For the listing below, give the number of lines that contain the word "arrow" and no other text.

══════════════════════════════

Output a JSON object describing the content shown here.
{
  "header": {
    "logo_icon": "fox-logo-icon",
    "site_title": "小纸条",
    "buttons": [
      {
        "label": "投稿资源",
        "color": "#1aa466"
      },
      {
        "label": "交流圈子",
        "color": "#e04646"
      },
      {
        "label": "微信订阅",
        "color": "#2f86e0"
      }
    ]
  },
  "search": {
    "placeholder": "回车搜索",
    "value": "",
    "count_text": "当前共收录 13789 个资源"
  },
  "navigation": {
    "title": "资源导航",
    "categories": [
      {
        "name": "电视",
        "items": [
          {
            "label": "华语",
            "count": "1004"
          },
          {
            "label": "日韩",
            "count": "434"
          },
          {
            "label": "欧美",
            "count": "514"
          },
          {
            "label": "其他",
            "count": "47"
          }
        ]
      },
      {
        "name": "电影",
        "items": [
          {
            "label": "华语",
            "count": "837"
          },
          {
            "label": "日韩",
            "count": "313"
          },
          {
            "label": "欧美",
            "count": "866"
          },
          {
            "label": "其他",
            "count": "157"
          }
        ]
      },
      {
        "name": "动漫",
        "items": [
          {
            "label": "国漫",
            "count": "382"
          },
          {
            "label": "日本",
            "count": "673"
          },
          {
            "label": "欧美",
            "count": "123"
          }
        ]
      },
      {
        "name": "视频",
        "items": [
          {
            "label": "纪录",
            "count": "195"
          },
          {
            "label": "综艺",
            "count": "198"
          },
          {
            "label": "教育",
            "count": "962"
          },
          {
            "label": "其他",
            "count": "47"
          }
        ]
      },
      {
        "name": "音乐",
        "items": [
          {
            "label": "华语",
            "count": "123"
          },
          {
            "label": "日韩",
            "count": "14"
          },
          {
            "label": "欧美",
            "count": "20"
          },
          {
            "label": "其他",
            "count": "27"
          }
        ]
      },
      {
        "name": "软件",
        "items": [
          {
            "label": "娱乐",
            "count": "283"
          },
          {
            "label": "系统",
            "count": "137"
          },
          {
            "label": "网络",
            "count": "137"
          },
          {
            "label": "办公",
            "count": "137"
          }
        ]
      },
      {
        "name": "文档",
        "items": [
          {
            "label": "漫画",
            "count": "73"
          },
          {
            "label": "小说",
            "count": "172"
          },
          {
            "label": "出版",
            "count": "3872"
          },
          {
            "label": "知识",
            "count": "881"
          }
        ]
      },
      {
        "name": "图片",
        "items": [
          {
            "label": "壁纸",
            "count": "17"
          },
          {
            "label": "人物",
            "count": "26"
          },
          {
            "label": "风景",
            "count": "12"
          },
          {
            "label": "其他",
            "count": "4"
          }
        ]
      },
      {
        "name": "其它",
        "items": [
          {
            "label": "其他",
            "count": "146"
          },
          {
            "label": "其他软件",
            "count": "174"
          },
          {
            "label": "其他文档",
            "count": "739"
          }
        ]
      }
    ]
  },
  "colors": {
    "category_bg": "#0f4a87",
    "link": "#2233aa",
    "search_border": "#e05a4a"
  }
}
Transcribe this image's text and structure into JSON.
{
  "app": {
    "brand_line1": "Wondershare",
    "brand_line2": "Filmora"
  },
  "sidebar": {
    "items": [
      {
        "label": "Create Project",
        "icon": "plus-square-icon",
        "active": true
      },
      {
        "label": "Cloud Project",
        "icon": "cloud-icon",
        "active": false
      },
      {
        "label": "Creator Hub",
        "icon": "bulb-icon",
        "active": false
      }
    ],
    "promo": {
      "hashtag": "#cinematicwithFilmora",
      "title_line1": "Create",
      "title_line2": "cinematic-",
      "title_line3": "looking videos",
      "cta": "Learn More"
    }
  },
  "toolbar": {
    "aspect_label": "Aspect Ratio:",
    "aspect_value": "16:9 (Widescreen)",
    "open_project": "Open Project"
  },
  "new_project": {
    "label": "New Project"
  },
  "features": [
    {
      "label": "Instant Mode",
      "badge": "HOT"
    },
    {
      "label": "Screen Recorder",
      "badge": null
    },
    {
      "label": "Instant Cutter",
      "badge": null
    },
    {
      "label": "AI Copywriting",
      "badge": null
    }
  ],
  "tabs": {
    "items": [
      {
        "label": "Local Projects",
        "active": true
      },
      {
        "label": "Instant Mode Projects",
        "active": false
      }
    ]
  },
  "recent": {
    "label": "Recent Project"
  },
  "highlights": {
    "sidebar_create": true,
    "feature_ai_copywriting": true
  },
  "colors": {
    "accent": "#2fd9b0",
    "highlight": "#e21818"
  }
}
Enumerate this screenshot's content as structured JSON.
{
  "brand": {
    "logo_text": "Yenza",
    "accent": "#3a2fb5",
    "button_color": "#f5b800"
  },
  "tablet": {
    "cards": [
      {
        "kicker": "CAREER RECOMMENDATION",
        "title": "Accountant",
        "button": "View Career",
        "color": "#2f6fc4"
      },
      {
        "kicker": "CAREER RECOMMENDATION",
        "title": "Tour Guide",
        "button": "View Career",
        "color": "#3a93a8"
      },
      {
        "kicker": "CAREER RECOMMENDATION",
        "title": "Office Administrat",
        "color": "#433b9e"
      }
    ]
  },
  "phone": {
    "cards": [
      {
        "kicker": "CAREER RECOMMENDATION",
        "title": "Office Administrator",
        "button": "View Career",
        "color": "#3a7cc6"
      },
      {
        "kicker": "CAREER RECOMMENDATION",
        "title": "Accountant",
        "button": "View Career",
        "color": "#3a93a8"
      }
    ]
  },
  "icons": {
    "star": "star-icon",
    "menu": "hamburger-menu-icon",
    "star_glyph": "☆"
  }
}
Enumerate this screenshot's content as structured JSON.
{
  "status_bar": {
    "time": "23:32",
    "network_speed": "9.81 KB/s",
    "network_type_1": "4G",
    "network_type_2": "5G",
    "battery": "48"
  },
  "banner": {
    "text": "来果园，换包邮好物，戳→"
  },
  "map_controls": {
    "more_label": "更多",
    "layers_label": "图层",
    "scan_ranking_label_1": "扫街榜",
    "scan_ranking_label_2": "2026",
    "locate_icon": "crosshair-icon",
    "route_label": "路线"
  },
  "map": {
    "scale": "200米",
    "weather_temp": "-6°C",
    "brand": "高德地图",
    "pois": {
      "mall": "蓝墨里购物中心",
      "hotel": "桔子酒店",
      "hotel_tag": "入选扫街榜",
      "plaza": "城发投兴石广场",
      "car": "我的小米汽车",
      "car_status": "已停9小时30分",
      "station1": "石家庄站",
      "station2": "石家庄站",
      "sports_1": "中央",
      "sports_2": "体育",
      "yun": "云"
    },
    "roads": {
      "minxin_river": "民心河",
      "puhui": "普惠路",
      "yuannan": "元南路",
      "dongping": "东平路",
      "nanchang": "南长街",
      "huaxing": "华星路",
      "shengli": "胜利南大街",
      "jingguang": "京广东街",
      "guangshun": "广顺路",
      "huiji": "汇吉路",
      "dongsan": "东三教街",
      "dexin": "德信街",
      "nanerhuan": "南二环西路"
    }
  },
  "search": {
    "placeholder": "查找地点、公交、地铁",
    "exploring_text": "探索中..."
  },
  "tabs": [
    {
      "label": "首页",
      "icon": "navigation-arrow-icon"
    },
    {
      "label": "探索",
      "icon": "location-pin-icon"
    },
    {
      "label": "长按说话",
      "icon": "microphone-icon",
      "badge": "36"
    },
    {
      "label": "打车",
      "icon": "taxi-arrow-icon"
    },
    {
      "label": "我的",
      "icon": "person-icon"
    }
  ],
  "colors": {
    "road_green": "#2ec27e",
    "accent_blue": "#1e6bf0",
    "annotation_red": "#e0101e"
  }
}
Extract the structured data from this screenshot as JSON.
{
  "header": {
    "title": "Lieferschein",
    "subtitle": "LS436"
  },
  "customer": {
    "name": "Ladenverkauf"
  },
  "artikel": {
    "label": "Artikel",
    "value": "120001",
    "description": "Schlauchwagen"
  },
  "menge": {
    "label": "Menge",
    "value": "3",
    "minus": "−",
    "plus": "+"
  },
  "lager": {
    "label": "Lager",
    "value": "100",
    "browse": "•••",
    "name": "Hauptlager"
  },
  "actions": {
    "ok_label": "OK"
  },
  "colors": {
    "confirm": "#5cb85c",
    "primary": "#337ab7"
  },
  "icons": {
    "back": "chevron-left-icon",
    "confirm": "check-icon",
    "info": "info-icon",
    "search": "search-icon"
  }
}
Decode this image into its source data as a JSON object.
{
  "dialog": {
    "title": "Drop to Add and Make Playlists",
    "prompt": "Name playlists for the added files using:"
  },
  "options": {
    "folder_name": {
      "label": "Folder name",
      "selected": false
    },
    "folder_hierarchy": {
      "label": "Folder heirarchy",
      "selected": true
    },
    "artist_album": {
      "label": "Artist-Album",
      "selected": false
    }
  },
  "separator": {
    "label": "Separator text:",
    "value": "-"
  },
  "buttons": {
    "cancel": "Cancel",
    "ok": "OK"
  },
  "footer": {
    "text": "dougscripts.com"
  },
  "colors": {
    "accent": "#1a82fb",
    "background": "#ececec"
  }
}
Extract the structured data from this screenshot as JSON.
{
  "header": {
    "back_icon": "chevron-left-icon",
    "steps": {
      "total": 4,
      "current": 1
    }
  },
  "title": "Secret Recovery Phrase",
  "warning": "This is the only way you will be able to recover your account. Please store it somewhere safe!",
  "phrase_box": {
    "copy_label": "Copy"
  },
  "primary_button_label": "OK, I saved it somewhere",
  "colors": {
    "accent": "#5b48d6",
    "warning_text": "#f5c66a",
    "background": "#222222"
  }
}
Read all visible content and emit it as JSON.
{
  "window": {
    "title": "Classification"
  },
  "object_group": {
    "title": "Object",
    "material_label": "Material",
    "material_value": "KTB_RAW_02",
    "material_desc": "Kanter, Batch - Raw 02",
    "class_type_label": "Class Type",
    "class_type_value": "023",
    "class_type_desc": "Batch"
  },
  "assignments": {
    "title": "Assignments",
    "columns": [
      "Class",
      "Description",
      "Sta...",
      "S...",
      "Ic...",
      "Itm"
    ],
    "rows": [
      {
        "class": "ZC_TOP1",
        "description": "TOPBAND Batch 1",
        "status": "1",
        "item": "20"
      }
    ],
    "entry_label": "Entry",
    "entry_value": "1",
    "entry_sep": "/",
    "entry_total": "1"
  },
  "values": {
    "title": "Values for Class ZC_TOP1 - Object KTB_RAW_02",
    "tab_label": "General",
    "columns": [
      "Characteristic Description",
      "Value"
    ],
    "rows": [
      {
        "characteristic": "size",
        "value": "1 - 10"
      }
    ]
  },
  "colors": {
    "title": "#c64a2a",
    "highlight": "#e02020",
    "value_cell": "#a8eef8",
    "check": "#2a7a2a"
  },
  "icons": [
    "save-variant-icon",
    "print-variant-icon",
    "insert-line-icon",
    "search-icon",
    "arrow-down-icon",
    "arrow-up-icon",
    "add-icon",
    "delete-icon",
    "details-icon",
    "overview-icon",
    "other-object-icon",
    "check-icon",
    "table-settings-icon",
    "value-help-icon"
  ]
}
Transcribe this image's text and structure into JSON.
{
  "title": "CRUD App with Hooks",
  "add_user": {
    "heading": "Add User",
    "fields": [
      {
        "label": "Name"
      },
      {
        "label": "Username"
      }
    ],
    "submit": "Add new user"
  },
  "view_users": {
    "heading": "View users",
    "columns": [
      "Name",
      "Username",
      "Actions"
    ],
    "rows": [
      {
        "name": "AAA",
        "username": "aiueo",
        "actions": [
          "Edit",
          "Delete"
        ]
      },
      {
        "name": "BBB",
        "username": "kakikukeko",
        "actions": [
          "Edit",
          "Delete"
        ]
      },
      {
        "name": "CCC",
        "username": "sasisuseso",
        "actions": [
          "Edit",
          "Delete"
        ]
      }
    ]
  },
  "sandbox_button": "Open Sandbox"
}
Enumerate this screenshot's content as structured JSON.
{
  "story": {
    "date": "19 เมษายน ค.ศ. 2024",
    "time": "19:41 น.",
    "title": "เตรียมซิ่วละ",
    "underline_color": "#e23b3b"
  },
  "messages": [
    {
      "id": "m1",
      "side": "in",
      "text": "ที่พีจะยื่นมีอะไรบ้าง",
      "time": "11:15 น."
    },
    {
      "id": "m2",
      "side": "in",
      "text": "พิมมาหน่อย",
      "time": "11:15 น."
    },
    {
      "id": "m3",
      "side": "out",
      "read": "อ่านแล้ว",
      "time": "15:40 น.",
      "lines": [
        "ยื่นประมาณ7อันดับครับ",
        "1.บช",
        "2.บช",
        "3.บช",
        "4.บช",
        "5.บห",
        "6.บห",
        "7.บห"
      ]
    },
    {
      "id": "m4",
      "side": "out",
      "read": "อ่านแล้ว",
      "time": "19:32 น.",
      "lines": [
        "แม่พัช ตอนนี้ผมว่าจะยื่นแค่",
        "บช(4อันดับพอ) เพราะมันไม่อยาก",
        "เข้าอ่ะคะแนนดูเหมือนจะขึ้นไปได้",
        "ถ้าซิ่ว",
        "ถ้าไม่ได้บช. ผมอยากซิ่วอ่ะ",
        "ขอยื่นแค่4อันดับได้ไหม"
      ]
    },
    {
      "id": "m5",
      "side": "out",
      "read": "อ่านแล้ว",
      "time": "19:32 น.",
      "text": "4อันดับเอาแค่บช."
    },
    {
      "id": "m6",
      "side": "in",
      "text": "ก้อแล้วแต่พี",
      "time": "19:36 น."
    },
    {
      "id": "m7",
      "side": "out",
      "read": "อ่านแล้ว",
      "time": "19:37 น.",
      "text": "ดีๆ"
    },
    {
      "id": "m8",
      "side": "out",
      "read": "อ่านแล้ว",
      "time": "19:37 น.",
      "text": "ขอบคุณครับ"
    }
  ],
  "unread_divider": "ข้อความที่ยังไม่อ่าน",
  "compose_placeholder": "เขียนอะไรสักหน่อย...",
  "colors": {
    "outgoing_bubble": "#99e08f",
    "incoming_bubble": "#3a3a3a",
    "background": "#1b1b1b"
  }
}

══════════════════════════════

■ **Task answer**:
4